Element data from apps and pages
=== Begin Enclosure ===
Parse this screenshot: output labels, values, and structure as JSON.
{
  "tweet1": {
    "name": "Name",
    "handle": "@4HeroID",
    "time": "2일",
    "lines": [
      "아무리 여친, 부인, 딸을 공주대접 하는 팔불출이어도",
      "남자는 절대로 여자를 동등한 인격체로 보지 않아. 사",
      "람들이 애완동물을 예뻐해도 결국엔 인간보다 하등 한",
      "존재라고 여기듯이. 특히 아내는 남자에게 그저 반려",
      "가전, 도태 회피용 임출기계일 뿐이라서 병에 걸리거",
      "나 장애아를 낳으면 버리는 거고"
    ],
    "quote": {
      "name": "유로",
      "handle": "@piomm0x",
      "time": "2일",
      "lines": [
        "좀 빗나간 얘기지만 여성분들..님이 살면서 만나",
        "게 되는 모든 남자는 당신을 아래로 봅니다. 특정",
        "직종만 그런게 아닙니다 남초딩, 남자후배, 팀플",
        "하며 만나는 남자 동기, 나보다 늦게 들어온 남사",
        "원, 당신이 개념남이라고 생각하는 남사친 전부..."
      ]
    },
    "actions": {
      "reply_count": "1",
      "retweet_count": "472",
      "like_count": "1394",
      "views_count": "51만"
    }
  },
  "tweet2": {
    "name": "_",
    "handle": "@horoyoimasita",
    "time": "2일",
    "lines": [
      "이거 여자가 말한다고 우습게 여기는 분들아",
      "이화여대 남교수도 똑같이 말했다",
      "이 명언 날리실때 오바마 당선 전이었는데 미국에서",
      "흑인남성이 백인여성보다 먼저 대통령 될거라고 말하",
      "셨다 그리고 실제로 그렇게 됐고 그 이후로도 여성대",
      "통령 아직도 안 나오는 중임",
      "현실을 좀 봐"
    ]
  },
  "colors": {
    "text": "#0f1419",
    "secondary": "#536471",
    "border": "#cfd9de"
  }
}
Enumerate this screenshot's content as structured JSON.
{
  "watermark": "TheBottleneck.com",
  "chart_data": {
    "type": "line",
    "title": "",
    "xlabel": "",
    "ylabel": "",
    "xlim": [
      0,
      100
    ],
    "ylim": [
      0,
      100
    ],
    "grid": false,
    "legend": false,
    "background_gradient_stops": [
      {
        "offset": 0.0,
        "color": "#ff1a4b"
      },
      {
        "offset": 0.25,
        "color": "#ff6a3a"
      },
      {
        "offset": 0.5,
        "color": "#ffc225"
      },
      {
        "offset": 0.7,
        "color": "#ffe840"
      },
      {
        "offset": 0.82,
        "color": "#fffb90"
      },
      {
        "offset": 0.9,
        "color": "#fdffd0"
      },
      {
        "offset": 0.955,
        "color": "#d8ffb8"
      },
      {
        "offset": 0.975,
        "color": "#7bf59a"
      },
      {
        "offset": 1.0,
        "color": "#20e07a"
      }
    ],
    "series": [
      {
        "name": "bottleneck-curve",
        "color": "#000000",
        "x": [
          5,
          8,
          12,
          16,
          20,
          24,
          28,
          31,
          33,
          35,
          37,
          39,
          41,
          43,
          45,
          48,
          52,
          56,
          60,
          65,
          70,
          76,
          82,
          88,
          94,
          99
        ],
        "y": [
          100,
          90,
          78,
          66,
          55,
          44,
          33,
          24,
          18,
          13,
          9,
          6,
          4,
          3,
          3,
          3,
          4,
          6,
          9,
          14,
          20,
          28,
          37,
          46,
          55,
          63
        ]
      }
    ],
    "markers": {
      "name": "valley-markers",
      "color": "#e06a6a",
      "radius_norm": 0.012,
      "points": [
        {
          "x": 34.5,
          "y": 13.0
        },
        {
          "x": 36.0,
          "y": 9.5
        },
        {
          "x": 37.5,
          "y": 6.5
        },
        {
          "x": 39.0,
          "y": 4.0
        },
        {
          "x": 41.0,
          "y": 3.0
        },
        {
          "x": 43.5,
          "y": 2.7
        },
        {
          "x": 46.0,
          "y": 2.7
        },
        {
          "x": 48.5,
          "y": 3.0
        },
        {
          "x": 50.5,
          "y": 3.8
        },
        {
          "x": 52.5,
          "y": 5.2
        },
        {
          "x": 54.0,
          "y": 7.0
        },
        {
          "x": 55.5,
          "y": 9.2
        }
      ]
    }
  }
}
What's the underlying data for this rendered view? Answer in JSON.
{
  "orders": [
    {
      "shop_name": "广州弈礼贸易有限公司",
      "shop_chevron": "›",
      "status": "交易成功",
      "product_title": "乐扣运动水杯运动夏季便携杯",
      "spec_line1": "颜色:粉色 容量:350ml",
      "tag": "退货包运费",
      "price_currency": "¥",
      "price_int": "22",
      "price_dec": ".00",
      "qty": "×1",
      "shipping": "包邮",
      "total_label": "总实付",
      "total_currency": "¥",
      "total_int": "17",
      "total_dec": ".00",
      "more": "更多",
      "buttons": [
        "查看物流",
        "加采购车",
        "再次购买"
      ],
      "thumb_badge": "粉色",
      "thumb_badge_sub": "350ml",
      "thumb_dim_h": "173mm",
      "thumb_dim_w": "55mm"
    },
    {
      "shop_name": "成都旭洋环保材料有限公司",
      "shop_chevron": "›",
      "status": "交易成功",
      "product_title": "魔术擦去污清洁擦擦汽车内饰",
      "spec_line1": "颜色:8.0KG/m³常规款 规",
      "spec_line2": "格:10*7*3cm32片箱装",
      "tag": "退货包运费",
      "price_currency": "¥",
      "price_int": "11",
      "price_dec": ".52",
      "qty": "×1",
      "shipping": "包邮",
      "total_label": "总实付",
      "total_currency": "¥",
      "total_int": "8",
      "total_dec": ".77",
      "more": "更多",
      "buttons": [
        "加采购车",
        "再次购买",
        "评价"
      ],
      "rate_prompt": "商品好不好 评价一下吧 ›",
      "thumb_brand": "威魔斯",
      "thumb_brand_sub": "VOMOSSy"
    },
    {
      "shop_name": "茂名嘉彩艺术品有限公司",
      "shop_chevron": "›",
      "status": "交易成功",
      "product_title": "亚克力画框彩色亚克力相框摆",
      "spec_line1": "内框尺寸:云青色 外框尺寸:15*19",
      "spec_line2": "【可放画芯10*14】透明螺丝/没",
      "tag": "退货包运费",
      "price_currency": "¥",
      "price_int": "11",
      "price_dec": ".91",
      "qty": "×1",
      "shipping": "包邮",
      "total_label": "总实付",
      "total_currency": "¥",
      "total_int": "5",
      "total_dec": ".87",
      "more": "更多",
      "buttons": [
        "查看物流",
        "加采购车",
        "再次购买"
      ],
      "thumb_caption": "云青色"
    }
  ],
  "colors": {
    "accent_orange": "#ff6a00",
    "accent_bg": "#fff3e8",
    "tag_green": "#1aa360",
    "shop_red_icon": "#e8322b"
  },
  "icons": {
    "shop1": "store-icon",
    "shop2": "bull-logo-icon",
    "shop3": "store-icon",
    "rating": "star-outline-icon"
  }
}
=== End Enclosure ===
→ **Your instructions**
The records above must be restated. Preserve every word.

→ **Written answer**
Parse this screenshot: output labels, values, and structure as JSON.
{
  "tweet1": {
    "name": "Name",
    "handle": "@4HeroID",
    "time": "2일",
    "lines": [
      "아무리 여친, 부인, 딸을 공주대접 하는 팔불출이어도",
      "남자는 절대로 여자를 동등한 인격체로 보지 않아. 사",
      "람들이 애완동물을 예뻐해도 결국엔 인간보다 하등 한",
      "존재라고 여기듯이. 특히 아내는 남자에게 그저 반려",
      "가전, 도태 회피용 임출기계일 뿐이라서 병에 걸리거",
      "나 장애아를 낳으면 버리는 거고"
    ],
    "quote": {
      "name": "유로",
      "handle": "@piomm0x",
      "time": "2일",
      "lines": [
        "좀 빗나간 얘기지만 여성분들..님이 살면서 만나",
        "게 되는 모든 남자는 당신을 아래로 봅니다. 특정",
        "직종만 그런게 아닙니다 남초딩, 남자후배, 팀플",
        "하며 만나는 남자 동기, 나보다 늦게 들어온 남사",
        "원, 당신이 개념남이라고 생각하는 남사친 전부..."
      ]
    },
    "actions": {
      "reply_count": "1",
      "retweet_count": "472",
      "like_count": "1394",
      "views_count": "51만"
    }
  },
  "tweet2": {
    "name": "_",
    "handle": "@horoyoimasita",
    "time": "2일",
    "lines": [
      "이거 여자가 말한다고 우습게 여기는 분들아",
      "이화여대 남교수도 똑같이 말했다",
      "이 명언 날리실때 오바마 당선 전이었는데 미국에서",
      "흑인남성이 백인여성보다 먼저 대통령 될거라고 말하",
      "셨다 그리고 실제로 그렇게 됐고 그 이후로도 여성대",
      "통령 아직도 안 나오는 중임",
      "현실을 좀 봐"
    ]
  },
  "colors": {
    "text": "#0f1419",
    "secondary": "#536471",
    "border": "#cfd9de"
  }
}
Enumerate this screenshot's content as structured JSON.
{
  "watermark": "TheBottleneck.com",
  "chart_data": {
    "type": "line",
    "title": "",
    "xlabel": "",
    "ylabel": "",
    "xlim": [
      0,
      100
    ],
    "ylim": [
      0,
      100
    ],
    "grid": false,
    "legend": false,
    "background_gradient_stops": [
      {
        "offset": 0.0,
        "color": "#ff1a4b"
      },
      {
        "offset": 0.25,
        "color": "#ff6a3a"
      },
      {
        "offset": 0.5,
        "color": "#ffc225"
      },
      {
        "offset": 0.7,
        "color": "#ffe840"
      },
      {
        "offset": 0.82,
        "color": "#fffb90"
      },
      {
        "offset": 0.9,
        "color": "#fdffd0"
      },
      {
        "offset": 0.955,
        "color": "#d8ffb8"
      },
      {
        "offset": 0.975,
        "color": "#7bf59a"
      },
      {
        "offset": 1.0,
        "color": "#20e07a"
      }
    ],
    "series": [
      {
        "name": "bottleneck-curve",
        "color": "#000000",
        "x": [
          5,
          8,
          12,
          16,
          20,
          24,
          28,
          31,
          33,
          35,
          37,
          39,
          41,
          43,
          45,
          48,
          52,
          56,
          60,
          65,
          70,
          76,
          82,
          88,
          94,
          99
        ],
        "y": [
          100,
          90,
          78,
          66,
          55,
          44,
          33,
          24,
          18,
          13,
          9,
          6,
          4,
          3,
          3,
          3,
          4,
          6,
          9,
          14,
          20,
          28,
          37,
          46,
          55,
          63
        ]
      }
    ],
    "markers": {
      "name": "valley-markers",
      "color": "#e06a6a",
      "radius_norm": 0.012,
      "points": [
        {
          "x": 34.5,
          "y": 13.0
        },
        {
          "x": 36.0,
          "y": 9.5
        },
        {
          "x": 37.5,
          "y": 6.5
        },
        {
          "x": 39.0,
          "y": 4.0
        },
        {
          "x": 41.0,
          "y": 3.0
        },
        {
          "x": 43.5,
          "y": 2.7
        },
        {
          "x": 46.0,
          "y": 2.7
        },
        {
          "x": 48.5,
          "y": 3.0
        },
        {
          "x": 50.5,
          "y": 3.8
        },
        {
          "x": 52.5,
          "y": 5.2
        },
        {
          "x": 54.0,
          "y": 7.0
        },
        {
          "x": 55.5,
          "y": 9.2
        }
      ]
    }
  }
}
What's the underlying data for this rendered view? Answer in JSON.
{
  "orders": [
    {
      "shop_name": "广州弈礼贸易有限公司",
      "shop_chevron": "›",
      "status": "交易成功",
      "product_title": "乐扣运动水杯运动夏季便携杯",
      "spec_line1": "颜色:粉色 容量:350ml",
      "tag": "退货包运费",
      "price_currency": "¥",
      "price_int": "22",
      "price_dec": ".00",
      "qty": "×1",
      "shipping": "包邮",
      "total_label": "总实付",
      "total_currency": "¥",
      "total_int": "17",
      "total_dec": ".00",
      "more": "更多",
      "buttons": [
        "查看物流",
        "加采购车",
        "再次购买"
      ],
      "thumb_badge": "粉色",
      "thumb_badge_sub": "350ml",
      "thumb_dim_h": "173mm",
      "thumb_dim_w": "55mm"
    },
    {
      "shop_name": "成都旭洋环保材料有限公司",
      "shop_chevron": "›",
      "status": "交易成功",
      "product_title": "魔术擦去污清洁擦擦汽车内饰",
      "spec_line1": "颜色:8.0KG/m³常规款 规",
      "spec_line2": "格:10*7*3cm32片箱装",
      "tag": "退货包运费",
      "price_currency": "¥",
      "price_int": "11",
      "price_dec": ".52",
      "qty": "×1",
      "shipping": "包邮",
      "total_label": "总实付",
      "total_currency": "¥",
      "total_int": "8",
      "total_dec": ".77",
      "more": "更多",
      "buttons": [
        "加采购车",
        "再次购买",
        "评价"
      ],
      "rate_prompt": "商品好不好 评价一下吧 ›",
      "thumb_brand": "威魔斯",
      "thumb_brand_sub": "VOMOSSy"
    },
    {
      "shop_name": "茂名嘉彩艺术品有限公司",
      "shop_chevron": "›",
      "status": "交易成功",
      "product_title": "亚克力画框彩色亚克力相框摆",
      "spec_line1": "内框尺寸:云青色 外框尺寸:15*19",
      "spec_line2": "【可放画芯10*14】透明螺丝/没",
      "tag": "退货包运费",
      "price_currency": "¥",
      "price_int": "11",
      "price_dec": ".91",
      "qty": "×1",
      "shipping": "包邮",
      "total_label": "总实付",
      "total_currency": "¥",
      "total_int": "5",
      "total_dec": ".87",
      "more": "更多",
      "buttons": [
        "查看物流",
        "加采购车",
        "再次购买"
      ],
      "thumb_caption": "云青色"
    }
  ],
  "colors": {
    "accent_orange": "#ff6a00",
    "accent_bg": "#fff3e8",
    "tag_green": "#1aa360",
    "shop_red_icon": "#e8322b"
  },
  "icons": {
    "shop1": "store-icon",
    "shop2": "bull-logo-icon",
    "shop3": "store-icon",
    "rating": "star-outline-icon"
  }
}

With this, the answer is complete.